▶ **TASK GOAL**: Find the word "Public" in the data below and copy each line that holds it.

▶ **EXERCISE INPUTS**:
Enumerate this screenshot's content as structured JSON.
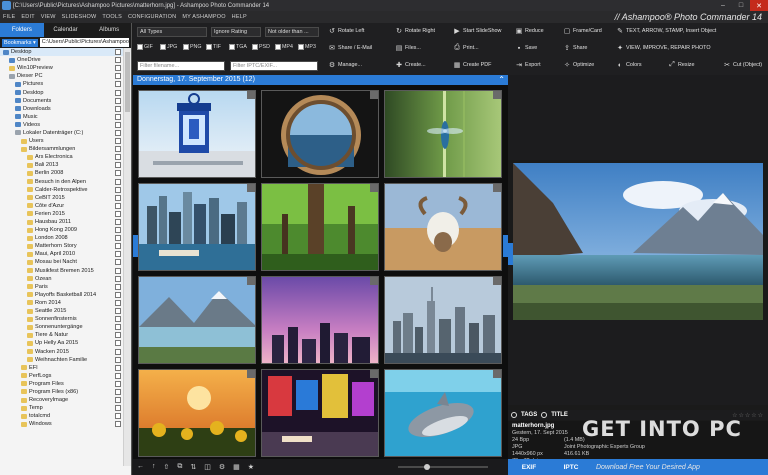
{
  "window": {
    "title": "[C:\\Users\\Public\\Pictures\\Ashampoo Pictures\\matterhorn.jpg] - Ashampoo Photo Commander 14",
    "controls": [
      "–",
      "□",
      "✕"
    ]
  },
  "menu": {
    "items": [
      "FILE",
      "EDIT",
      "VIEW",
      "SLIDESHOW",
      "TOOLS",
      "CONFIGURATION",
      "MY ASHAMPOO",
      "HELP"
    ],
    "brand": "// Ashampoo® Photo Commander 14"
  },
  "left_panel": {
    "tabs": [
      "Folders",
      "Calendar",
      "Albums"
    ],
    "bookmarks_label": "Bookmarks ▾",
    "path": "C:\\Users\\Public\\Pictures\\Ashampoo",
    "tree": [
      {
        "label": "Desktop",
        "level": 0,
        "icon": "blue",
        "selected": true
      },
      {
        "label": "OneDrive",
        "level": 1,
        "icon": "blue"
      },
      {
        "label": "Win10Preview",
        "level": 1,
        "icon": "folder"
      },
      {
        "label": "Dieser PC",
        "level": 1,
        "icon": "drive"
      },
      {
        "label": "Pictures",
        "level": 2,
        "icon": "blue"
      },
      {
        "label": "Desktop",
        "level": 2,
        "icon": "blue"
      },
      {
        "label": "Documents",
        "level": 2,
        "icon": "blue"
      },
      {
        "label": "Downloads",
        "level": 2,
        "icon": "blue"
      },
      {
        "label": "Music",
        "level": 2,
        "icon": "blue"
      },
      {
        "label": "Videos",
        "level": 2,
        "icon": "blue"
      },
      {
        "label": "Lokaler Datenträger (C:)",
        "level": 2,
        "icon": "drive"
      },
      {
        "label": "Users",
        "level": 3,
        "icon": "folder"
      },
      {
        "label": "Bildersammlungen",
        "level": 3,
        "icon": "folder"
      },
      {
        "label": "Ars Electronica",
        "level": 4,
        "icon": "folder"
      },
      {
        "label": "Bali 2013",
        "level": 4,
        "icon": "folder"
      },
      {
        "label": "Berlin 2008",
        "level": 4,
        "icon": "folder"
      },
      {
        "label": "Besuch in den Alpen",
        "level": 4,
        "icon": "folder"
      },
      {
        "label": "Calder-Retrospektive",
        "level": 4,
        "icon": "folder"
      },
      {
        "label": "CeBIT 2015",
        "level": 4,
        "icon": "folder"
      },
      {
        "label": "Côte d'Azur",
        "level": 4,
        "icon": "folder"
      },
      {
        "label": "Ferien 2015",
        "level": 4,
        "icon": "folder"
      },
      {
        "label": "Hausbau 2011",
        "level": 4,
        "icon": "folder"
      },
      {
        "label": "Hong Kong 2009",
        "level": 4,
        "icon": "folder"
      },
      {
        "label": "London 2008",
        "level": 4,
        "icon": "folder"
      },
      {
        "label": "Matterhorn Story",
        "level": 4,
        "icon": "folder"
      },
      {
        "label": "Maui, April 2010",
        "level": 4,
        "icon": "folder"
      },
      {
        "label": "Mosau bei Nacht",
        "level": 4,
        "icon": "folder"
      },
      {
        "label": "Musikfest Bremen 2015",
        "level": 4,
        "icon": "folder"
      },
      {
        "label": "Ozean",
        "level": 4,
        "icon": "folder"
      },
      {
        "label": "Paris",
        "level": 4,
        "icon": "folder"
      },
      {
        "label": "Playoffs Basketball 2014",
        "level": 4,
        "icon": "folder"
      },
      {
        "label": "Rom 2014",
        "level": 4,
        "icon": "folder"
      },
      {
        "label": "Seattle 2015",
        "level": 4,
        "icon": "folder"
      },
      {
        "label": "Sonnenfinsternis",
        "level": 4,
        "icon": "folder"
      },
      {
        "label": "Sonnenuntergänge",
        "level": 4,
        "icon": "folder"
      },
      {
        "label": "Tiere & Natur",
        "level": 4,
        "icon": "folder"
      },
      {
        "label": "Up Helly Aa 2015",
        "level": 4,
        "icon": "folder"
      },
      {
        "label": "Wacken 2015",
        "level": 4,
        "icon": "folder"
      },
      {
        "label": "Weihnachten Familie",
        "level": 4,
        "icon": "folder"
      },
      {
        "label": "EFI",
        "level": 3,
        "icon": "folder"
      },
      {
        "label": "PerfLogs",
        "level": 3,
        "icon": "folder"
      },
      {
        "label": "Program Files",
        "level": 3,
        "icon": "folder"
      },
      {
        "label": "Program Files (x86)",
        "level": 3,
        "icon": "folder"
      },
      {
        "label": "RecoveryImage",
        "level": 3,
        "icon": "folder"
      },
      {
        "label": "Temp",
        "level": 3,
        "icon": "folder"
      },
      {
        "label": "totalcmd",
        "level": 3,
        "icon": "folder"
      },
      {
        "label": "Windows",
        "level": 3,
        "icon": "folder"
      }
    ]
  },
  "filters": {
    "type": "All Types",
    "rating": "Ignore Rating",
    "age": "Not older than ...",
    "name_placeholder": "Filter filename...",
    "iptc_placeholder": "Filter IPTC/EXIF...",
    "formats": [
      "GIF",
      "JPG",
      "PNG",
      "TIF",
      "TGA",
      "PSD",
      "MP4",
      "MP3"
    ]
  },
  "toolbar": {
    "buttons": [
      {
        "label": "Rotate Left",
        "icon": "rotate-left-icon",
        "glyph": "↺"
      },
      {
        "label": "Rotate Right",
        "icon": "rotate-right-icon",
        "glyph": "↻"
      },
      {
        "label": "Start SlideShow",
        "icon": "slideshow-icon",
        "glyph": "▶"
      },
      {
        "label": "Reduce",
        "icon": "reduce-icon",
        "glyph": "▣"
      },
      {
        "label": "Frame/Card",
        "icon": "frame-icon",
        "glyph": "▢"
      },
      {
        "label": "TEXT, ARROW, STAMP, Insert Object",
        "icon": "text-icon",
        "glyph": "✎"
      },
      {
        "label": "Share / E-Mail",
        "icon": "share-mail-icon",
        "glyph": "✉"
      },
      {
        "label": "Files...",
        "icon": "files-icon",
        "glyph": "▤"
      },
      {
        "label": "Print...",
        "icon": "print-icon",
        "glyph": "⎙"
      },
      {
        "label": "Save",
        "icon": "save-icon",
        "glyph": "▪"
      },
      {
        "label": "Share",
        "icon": "share-icon",
        "glyph": "⇪"
      },
      {
        "label": "VIEW, IMPROVE, REPAIR PHOTO",
        "icon": "view-improve-icon",
        "glyph": "✦"
      },
      {
        "label": "Manage...",
        "icon": "manage-icon",
        "glyph": "⚙"
      },
      {
        "label": "Create...",
        "icon": "create-icon",
        "glyph": "✚"
      },
      {
        "label": "Create PDF",
        "icon": "pdf-icon",
        "glyph": "▦"
      },
      {
        "label": "Export",
        "icon": "export-icon",
        "glyph": "⇥"
      },
      {
        "label": "Optimize",
        "icon": "optimize-icon",
        "glyph": "✧"
      },
      {
        "label": "Colors",
        "icon": "colors-icon",
        "glyph": "◐"
      },
      {
        "label": "Resize",
        "icon": "resize-icon",
        "glyph": "⤢"
      },
      {
        "label": "Cut (Object)",
        "icon": "cut-icon",
        "glyph": "✂"
      }
    ]
  },
  "gallery": {
    "date_header": "Donnerstag, 17. September 2015 (12)",
    "collapse_glyph": "⌃"
  },
  "bottombar": {
    "icons": [
      {
        "name": "back-icon",
        "glyph": "←"
      },
      {
        "name": "up-icon",
        "glyph": "↑"
      },
      {
        "name": "folder-up-icon",
        "glyph": "⇧"
      },
      {
        "name": "copy-icon",
        "glyph": "⧉"
      },
      {
        "name": "sort-icon",
        "glyph": "⇅"
      },
      {
        "name": "view-mode-icon",
        "glyph": "◫"
      },
      {
        "name": "settings-icon",
        "glyph": "⚙"
      },
      {
        "name": "grid-icon",
        "glyph": "▦"
      },
      {
        "name": "star-icon",
        "glyph": "★"
      }
    ]
  },
  "preview": {
    "tags_label": "TAGS",
    "title_label": "TITLE",
    "stars": "☆☆☆☆☆",
    "filename": "matterhorn.jpg",
    "info_rows": [
      {
        "a": "Gestern, 17. Sept 2015",
        "b": "",
        "c": ""
      },
      {
        "a": "24 Bpp",
        "b": "(1.4 MB)",
        "c": ""
      },
      {
        "a": "JPG",
        "b": "Joint Photographic Experts Group",
        "c": ""
      },
      {
        "a": "1440x960 px",
        "b": "416.61 KB",
        "c": ""
      },
      {
        "a": "72 x 72 dpi",
        "b": "",
        "c": ""
      }
    ],
    "tabs": [
      "EXIF",
      "IPTC"
    ],
    "download_text": "Download Free Your Desired App"
  },
  "watermark": "GET INTO PC"
}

▶ **RESPONSE TO THIS EXERCISE**:
    "title": "[C:\\Users\\Public\\Pictures\\Ashampoo Pictures\\matterhorn.jpg] - Ashampoo Photo Commander 14",
    "path": "C:\\Users\\Public\\Pictures\\Ashampoo",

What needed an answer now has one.